The recent announcement that Wendy’s was pursuing “strategic options” for its Arby’s business and that Yum Brands (KFC, Taco Bell, Pizza Hut etc.) was divesting A&W and Long John Silver properties got me thinking. I’ve done work in this arena before, and while I don’t necessarily love this category for my family, I do appreciate that for the most part QSRs (quick serve restaurants) d fulfill a vital role in providing cheap inexpensive meals for millions of families each day.
All this said, it seems that the big chains (MacDonald’s, Wendy’s, Burger King etc.) continue to steamroller ahead domestically while growing like gangbusters overseas. At the same time, there seems to be a plethora of mom and pops willing to feed us as well as a few smaller regional players. What about medium sized chains though? Is this industry inexorably moving to a “dumbbell distribution” with a gap in the middle? If so, what are the implications?
Clearly size has its advantage. Well optimized, big companies can exercise their clout with suppliers, customers and partners. They can purchase less expensively- important in a time of rapidly rising food costs-, they can afford to advertise and promote more and arguably more effectively than their smaller brethren, and they have larger war chests for things like product development (changing their offerings to consumer preferences and emerging trends,) and investment in international expansion into markets like China- which is becoming the industry’s number one engine of growth and value creation. Given all of the afore mentioned, it’s little wonder that the big groups are looking to clear out their smaller, less competitive divisions.
Okay this is fast food, what about other consumer industries? I started thinking about it and there are a host of other examples where medium sized players are being taken out of the fray leaving only the very big and the very small:
• The progressive growth and share of the mass merchandisers led by Wall-Mart, is well documented and in category after category of retail and other areas, they have left the landscape bare of all other than very specialized small players
• In the grocery business, the smaller chains are rapidly disappearing leaving only giants and smaller specialty and convenience players. Same with drug stores.
• The book industry, we will soon be down to two national players (Amazon and Barnes and Nobel) with a scattered specialized players scrambling to adopt high-service and other “survival” business models. Can anyone really “out service” Amazon?
• I’m sure we can come up with others. Even big, major brands have stumbled (Pontiac, Oldsmobile, Saturn, Saab etc.)
What are the implications of all this? Okay broadly…
1) If you are mid-sized player, focus on getting big quickly through organic means and possibly acquisition. Get your cost structure in order. You are going to increasingly going to need funds for investment just to maintain market position and possibly advancement.
2) For smaller players in many verticals, they will increasingly need to fight to maintain market position. Many competitors, who do thrive, will do so by tailoring their value proposition in such a way that the consumer can’t live without them. Specialization and service will be the order of the day.

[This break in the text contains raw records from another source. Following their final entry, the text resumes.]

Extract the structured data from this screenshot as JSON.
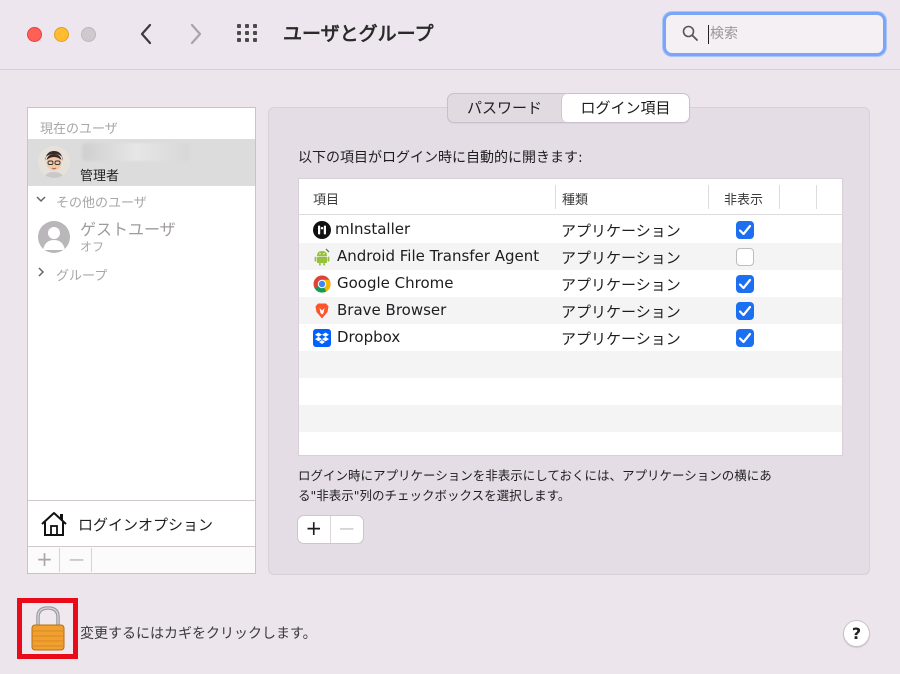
{
  "window": {
    "title": "ユーザとグループ",
    "search_placeholder": "検索"
  },
  "sidebar": {
    "current_users_label": "現在のユーザ",
    "current_user": {
      "name": "",
      "role": "管理者"
    },
    "other_users_label": "その他のユーザ",
    "guest_user": {
      "name": "ゲストユーザ",
      "status": "オフ"
    },
    "groups_label": "グループ",
    "login_options_label": "ログインオプション",
    "add_symbol": "+",
    "remove_symbol": "—"
  },
  "tabs": [
    {
      "label": "パスワード",
      "active": false
    },
    {
      "label": "ログイン項目",
      "active": true
    }
  ],
  "main": {
    "description_top": "以下の項目がログイン時に自動的に開きます:",
    "columns": [
      "項目",
      "種類",
      "非表示"
    ],
    "rows": [
      {
        "name": "mInstaller",
        "kind": "アプリケーション",
        "hidden": true,
        "icon": "minstaller-icon"
      },
      {
        "name": "Android File Transfer Agent",
        "kind": "アプリケーション",
        "hidden": false,
        "icon": "android-icon"
      },
      {
        "name": "Google Chrome",
        "kind": "アプリケーション",
        "hidden": true,
        "icon": "chrome-icon"
      },
      {
        "name": "Brave Browser",
        "kind": "アプリケーション",
        "hidden": true,
        "icon": "brave-icon"
      },
      {
        "name": "Dropbox",
        "kind": "アプリケーション",
        "hidden": true,
        "icon": "dropbox-icon"
      }
    ],
    "description_bottom_line1": "ログイン時にアプリケーションを非表示にしておくには、アプリケーションの横にあ",
    "description_bottom_line2": "る\"非表示\"列のチェックボックスを選択します。",
    "add_symbol": "+",
    "remove_symbol": "—"
  },
  "footer": {
    "lock_text": "変更するにはカギをクリックします。",
    "help_symbol": "?"
  },
  "colors": {
    "accent": "#1d6ff2",
    "lock_highlight": "#ea0b1a",
    "search_focus": "#7ba6f5"
  }
}
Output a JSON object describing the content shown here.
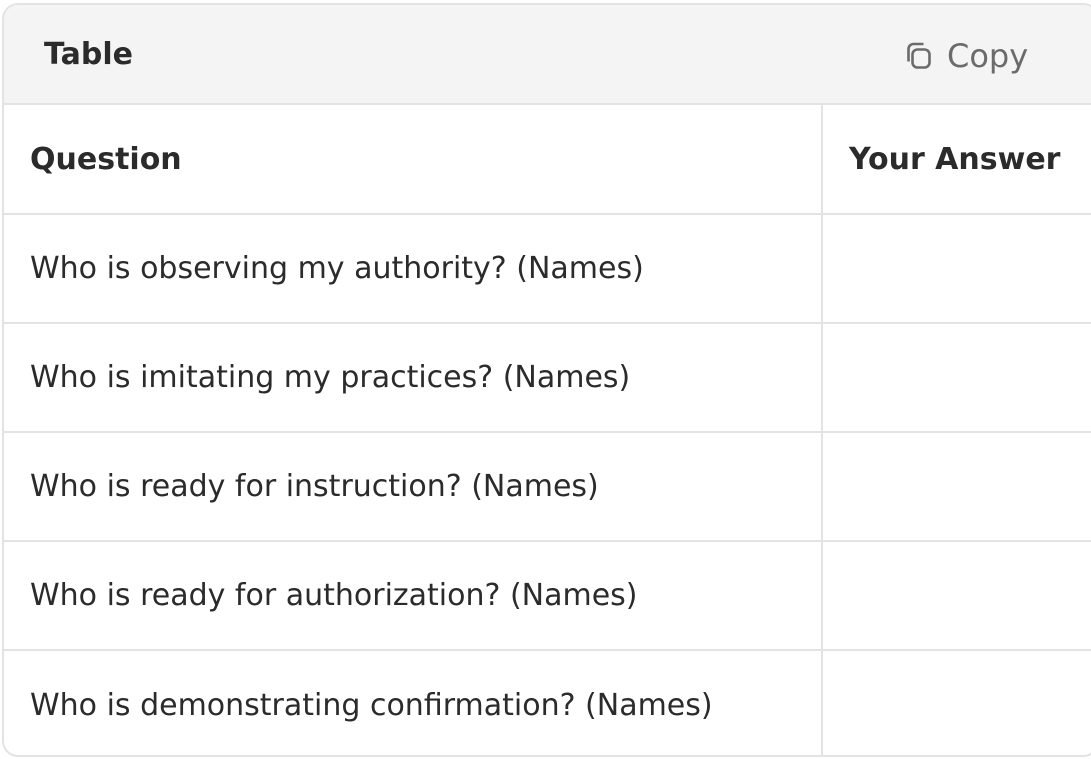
{
  "header": {
    "title": "Table",
    "copy_label": "Copy",
    "copy_icon": "copy-icon"
  },
  "table": {
    "columns": [
      "Question",
      "Your Answer"
    ],
    "rows": [
      {
        "question": "Who is observing my authority? (Names)",
        "answer": ""
      },
      {
        "question": "Who is imitating my practices? (Names)",
        "answer": ""
      },
      {
        "question": "Who is ready for instruction? (Names)",
        "answer": ""
      },
      {
        "question": "Who is ready for authorization? (Names)",
        "answer": ""
      },
      {
        "question": "Who is demonstrating confirmation? (Names)",
        "answer": ""
      }
    ]
  },
  "colors": {
    "header_bg": "#f4f4f4",
    "border": "#e3e3e3",
    "text": "#2b2b2b",
    "muted": "#6b6b6b"
  }
}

3) If you are lucky enough to be one of the giants, your continued top line growth in this slow growth decade (and it will absolutely be slow in the US and Euro zone) will often come through taking share from competitors, further consolidation and in many cases international expansion. Mastering your cost structure will be everything as low cost will continue to decide who among the increasingly competitive giants comes out on top.
As far back as the 1960s, based on data going back to the 1930’s, the PIMS database on (Profit Impact of Market Strategy) funded by GE And others, made a compelling case that market share correlates strongly with profitability.
Perhaps now it is not just profitability that correlates with market share. Maybe it is survival that will be influenced by market share. What’s a medium sized guy to do?